THE TASK:
From the entries, filter out every line that lacks "icon" and copy the rest.

BEGIN PROVIDED ENTRIES

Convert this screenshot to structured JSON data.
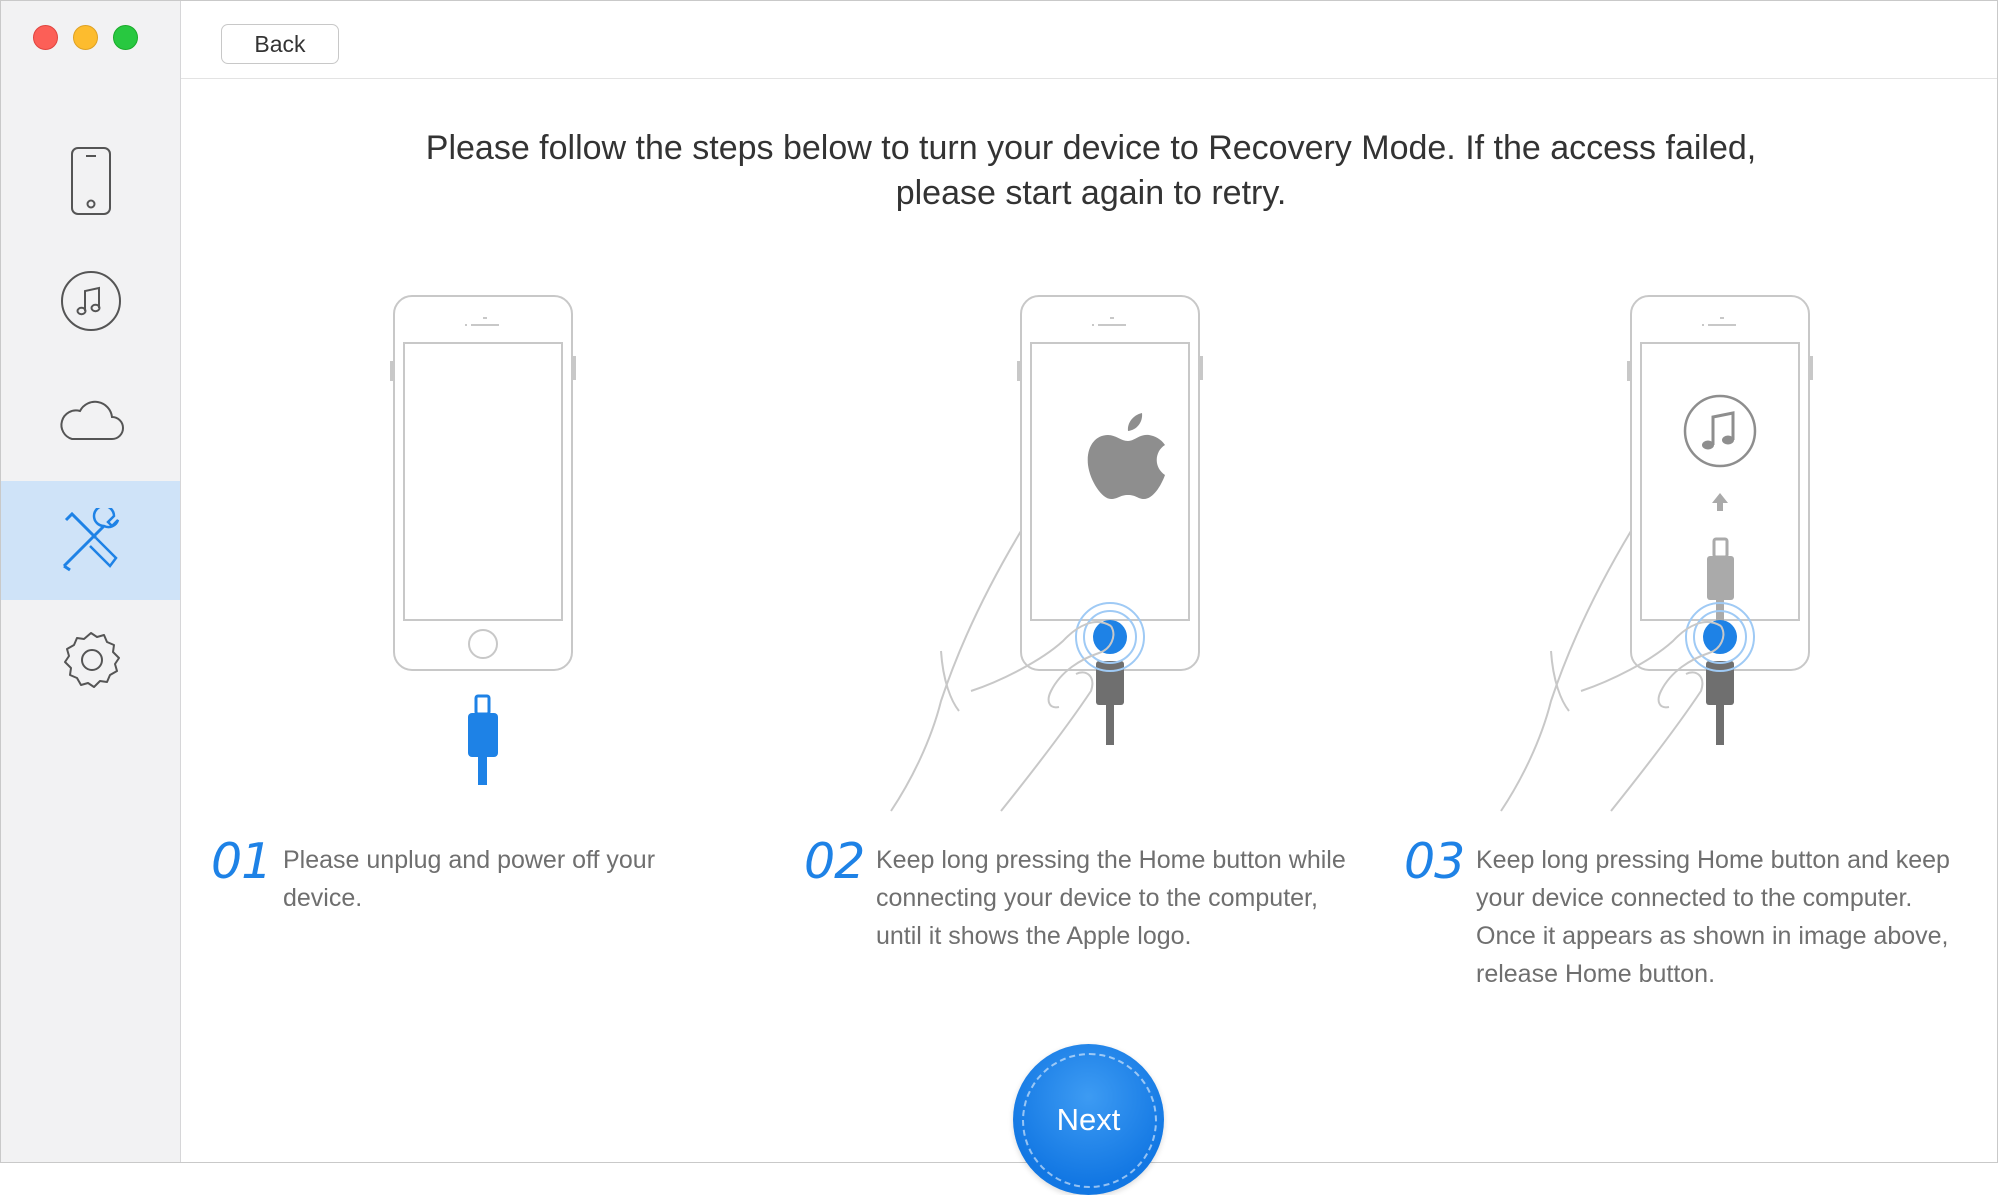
{
  "toolbar": {
    "back_label": "Back"
  },
  "sidebar": {
    "items": [
      {
        "icon": "iphone-icon",
        "active": false
      },
      {
        "icon": "music-icon",
        "active": false
      },
      {
        "icon": "cloud-icon",
        "active": false
      },
      {
        "icon": "tools-icon",
        "active": true
      },
      {
        "icon": "gear-icon",
        "active": false
      }
    ]
  },
  "main": {
    "headline": "Please follow the steps below to turn your device to Recovery Mode. If the access failed, please start again to retry.",
    "steps": [
      {
        "num": "01",
        "text": "Please unplug and power off your device."
      },
      {
        "num": "02",
        "text": "Keep long pressing the Home button while connecting your device to the computer, until it shows the Apple logo."
      },
      {
        "num": "03",
        "text": "Keep long pressing Home button and keep your device connected to the computer. Once it appears as shown in image above, release Home button."
      }
    ],
    "next_label": "Next"
  },
  "colors": {
    "accent": "#1e82e6",
    "sidebar_active": "#cfe3f8",
    "sidebar_bg": "#f2f2f3"
  }
}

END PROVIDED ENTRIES

TASK OUTPUT:
        "icon": "iphone-icon",
        "icon": "music-icon",
        "icon": "cloud-icon",
        "icon": "tools-icon",
        "icon": "gear-icon",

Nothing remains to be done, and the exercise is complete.